Yes, that is true; and you absolutely killed your performance by the way. Everyone should listen to Crooked Forest! I’ve been the project manager of events for the International Wrongful Conviction Day Committee since last summer. It’s a cause that’s very dear to me with the prevalence of wrongful convictions in North America and how little our justice systems are doing to help those who had years of their lives stripped away from them unjustifiably. I thought hosting a benefit concert would be an effective way to raise awareness. Music brings people together. We did have to run it virtually but overall, the turn-out was pretty good. Hopefully, we’ll be able to plan an in-person concert for the near future.
Who’s 1 artist that you believe is worth the trip out to a different province/country to see perform live?
July Talk. 100%. No explanation needed. Go see for yourself. I attended their concert in Montreal a few weeks ago and had an out-of-body experience.
You’re based in Montreal if I’m not mistaken, what are some of the places or events you find yourself frequenting there?
Brutopia hosts my favourite open mic night in the city. Very intimate venue, the atmosphere is so cozy, and the audience is always welcoming; definitely a go-to spot for me.
What artists upcoming releases are you most excited and eager to hear?
I’m currently counting down the days until Mitski’s next album, Laurel Hell, is released.
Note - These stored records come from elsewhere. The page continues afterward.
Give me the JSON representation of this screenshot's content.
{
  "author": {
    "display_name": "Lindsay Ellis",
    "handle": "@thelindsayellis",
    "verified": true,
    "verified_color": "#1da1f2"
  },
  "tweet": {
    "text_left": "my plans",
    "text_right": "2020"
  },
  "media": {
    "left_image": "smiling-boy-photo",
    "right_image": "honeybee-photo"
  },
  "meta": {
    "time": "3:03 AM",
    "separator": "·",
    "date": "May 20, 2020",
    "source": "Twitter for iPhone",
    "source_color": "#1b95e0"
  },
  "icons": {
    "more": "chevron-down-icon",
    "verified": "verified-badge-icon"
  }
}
Really looking forward to the sad girl anthems. I dream of collaborating with her.
Can we talk a bit about your song-writing and production process? What do you typically start with when you’re sitting down to put together a new track?
I typically start with a hook that comes out of my improvising when I’m recording voice memos. Then I translate that hook to the production software I use and work around it. It’s hard to describe my process because I tend to have an entire song in my head after I find something I like. It’s really only a matter of getting it down with a MIDI keyboard. Whenever I have a song sketched out in my mind, I have to stay up for hours making sure I’ve translated everything so I can remember what it sounds like the next day. I write lyrics in two different ways. I’ll either write them separately as little poems that aren’t set to music whatsoever and do a mix-match once I have the production completed; or write them during my sketch of the instrumentation, then revise later.
Is there an instrument or production element you’re working towards perfecting these days or one that you’d like to get into and learn more about?
I would love to experiment with the theremin. Don’t have one in my possession as of yet but I plan to get my hands on one (or I guess, get my hands above one) and play around. It’s got such a unique, haunting sound.
What would you say to your younger self to encourage them that you still find yourself saying to yourself today?
My mantra: “Write with the intention to feel, not to please”. I always found music to be a sort of catharsis for me. There’s so much pressure these days to be the best and produce music that will be picked up and played on repeat by the masses. At the end of the day, I believe music is a form of artistic expression. I create for myself first and foremost. If I am proud of what I create, I release it. If people connect with what I put out, that’s a bonus.
Anything else coming up that you’d like to plug that we should keep an eye out for?
I may have just shot a music video… keep your eyes peeled. Subscribe to my YouTube channel.